▶ WORK REQUIRED
Copy out each line of the entries where the word "nazionale" is present.

▶ EXERCISE DATA
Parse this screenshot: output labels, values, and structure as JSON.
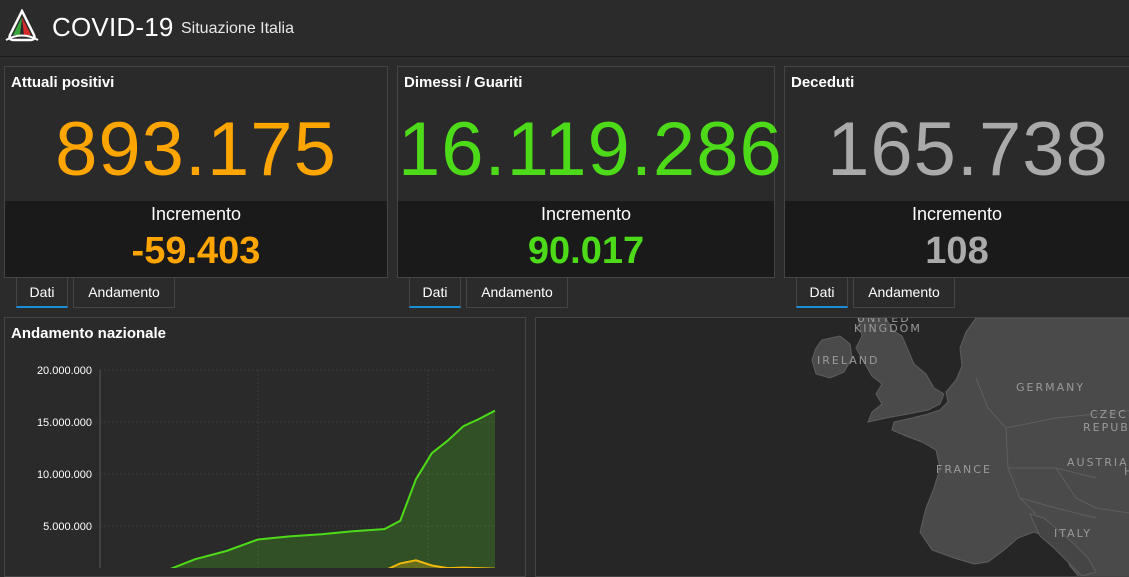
{
  "header": {
    "title": "COVID-19",
    "subtitle": "Situazione Italia"
  },
  "panels": [
    {
      "title": "Attuali positivi",
      "value": "893.175",
      "increment_label": "Incremento",
      "increment": "-59.403",
      "color": "#ffa500"
    },
    {
      "title": "Dimessi / Guariti",
      "value": "16.119.286",
      "increment_label": "Incremento",
      "increment": "90.017",
      "color": "#4ddb19"
    },
    {
      "title": "Deceduti",
      "value": "165.738",
      "increment_label": "Incremento",
      "increment": "108",
      "color": "#aaaaaa"
    }
  ],
  "tabs": [
    {
      "dati": "Dati",
      "andamento": "Andamento"
    },
    {
      "dati": "Dati",
      "andamento": "Andamento"
    },
    {
      "dati": "Dati",
      "andamento": "Andamento"
    }
  ],
  "chart": {
    "title": "Andamento nazionale"
  },
  "chart_data": {
    "type": "area",
    "title": "Andamento nazionale",
    "xlabel": "",
    "ylabel": "",
    "ylim": [
      0,
      20000000
    ],
    "yticks": [
      "20.000.000",
      "15.000.000",
      "10.000.000",
      "5.000.000"
    ],
    "ytick_values": [
      20000000,
      15000000,
      10000000,
      5000000
    ],
    "grid": true,
    "series": [
      {
        "color": "#4ddb19",
        "x": [
          0,
          0.08,
          0.16,
          0.24,
          0.32,
          0.4,
          0.48,
          0.56,
          0.64,
          0.72,
          0.76,
          0.8,
          0.84,
          0.88,
          0.92,
          0.96,
          1.0
        ],
        "values": [
          0,
          80000,
          600000,
          1800000,
          2600000,
          3700000,
          4000000,
          4200000,
          4500000,
          4700000,
          5500000,
          9500000,
          12000000,
          13200000,
          14600000,
          15300000,
          16100000
        ]
      },
      {
        "color": "#f0b90b",
        "x": [
          0,
          0.08,
          0.16,
          0.24,
          0.32,
          0.4,
          0.48,
          0.56,
          0.64,
          0.72,
          0.76,
          0.8,
          0.84,
          0.88,
          0.92,
          0.96,
          1.0
        ],
        "values": [
          0,
          90000,
          150000,
          70000,
          50000,
          40000,
          30000,
          90000,
          300000,
          700000,
          1400000,
          1700000,
          1200000,
          950000,
          1000000,
          950000,
          900000
        ]
      }
    ]
  },
  "map": {
    "labels": {
      "united_kingdom_1": "UNITED",
      "united_kingdom_2": "KINGDOM",
      "ireland": "IRELAND",
      "germany": "GERMANY",
      "czech_1": "CZECH",
      "czech_2": "REPUBLIC",
      "france": "FRANCE",
      "austria": "AUSTRIA",
      "italy": "ITALY",
      "h": "H"
    },
    "colors": {
      "land": "#4a4a4a",
      "sea": "#262626",
      "border": "#5e5e5e"
    }
  }
}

▶ OUTPUT FOR THIS EXERCISE
    "title": "Andamento nazionale"
    "title": "Andamento nazionale",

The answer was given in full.